Great Lakes - High water and pandemic challenge Great Lakes-Seaway shipping
Just as the 2020 shipping season on the Great Lakes and St. Lawrence Seaway was getting underway, the Covid-19 pandemic ramped up in North America. The challenges and necessities of the coronavirus pandemic are reflected in port tonnage totals for the start of the season.
“The start of the shipping season on part of the St. Lawrence Seaway was delayed for 12 days due to high-water levels on Lake Ontario,” Bruce Burrows, president and CEO of the Chamber of Marine Commerce, said in a prepared statement. “Once it was deemed safe for shipments to begin, the pandemic hit, fluctuating typical cargo needs. There has been strong demand for American wheat for worldwide bread and pasta production, but iron ore shipments slowed down in April as domestic steel production for the automotive sector declined during factory shutdowns. In our industry, it can take months before the full impacts of an economic downturn take effect, so we will be watching closely as the situation evolves over the coming weeks.”
The Port of Duluth-Superior got off to a promising start with the first ever March grain shipment. Total grain shipments through April, wheat heading mostly to Italy, topped the five-year average by 69% and represented a more than threefold increase season-over-season. Iron ore shipments were up 64% in March compared to 2019 but slowed to a 5% increase in April due to the pandemic and decreased demand from auto manufacturers. General cargo including dry bulk tonnage in April was 54% ahead of last season’s pace, led by limestone, salt and cement totals.

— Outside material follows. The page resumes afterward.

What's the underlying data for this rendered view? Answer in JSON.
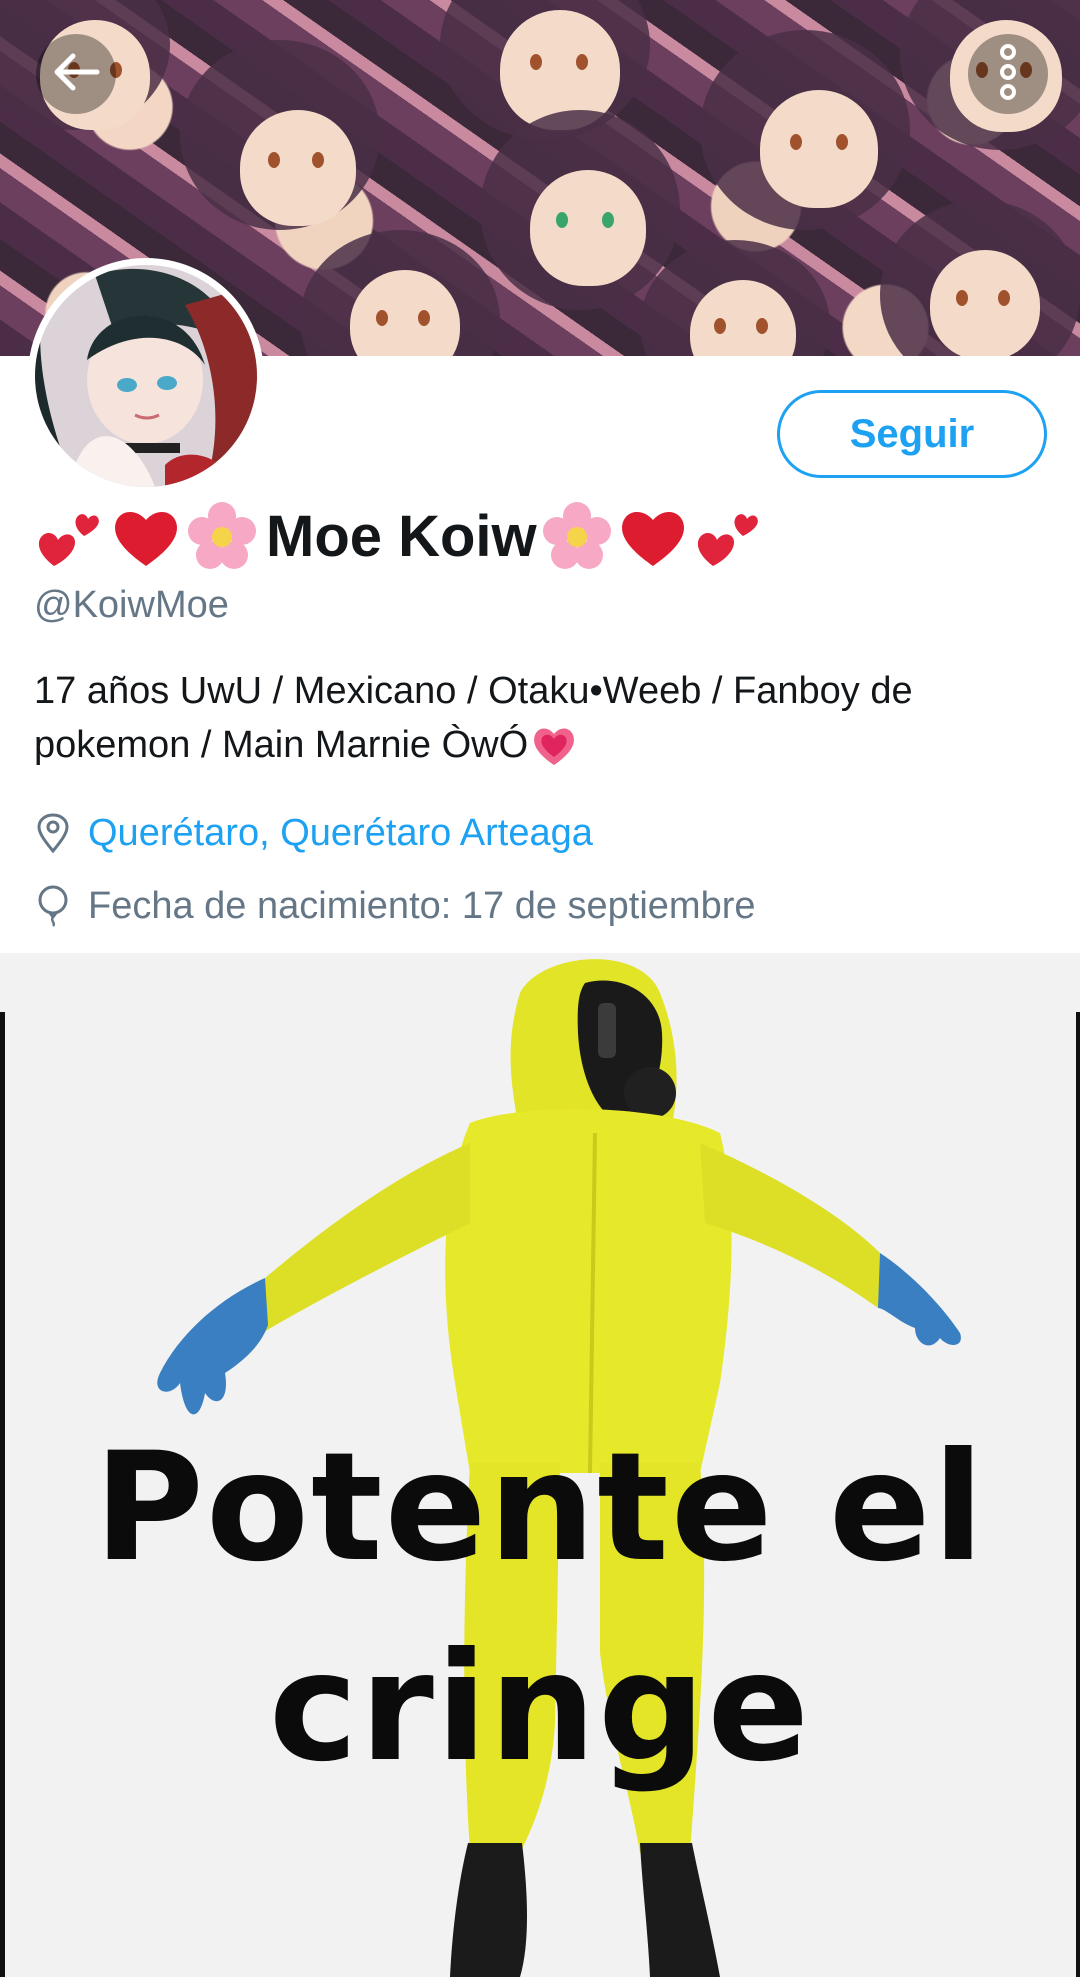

“Ports, seafarers and shipping companies throughout the Great Lakes are essential links in the supply chain, doing all they can to ensure the uninterrupted flow of cargo to regional and world markets,” said Jayson Hron, director of communications and marketing at the Duluth Seaway Port Authority.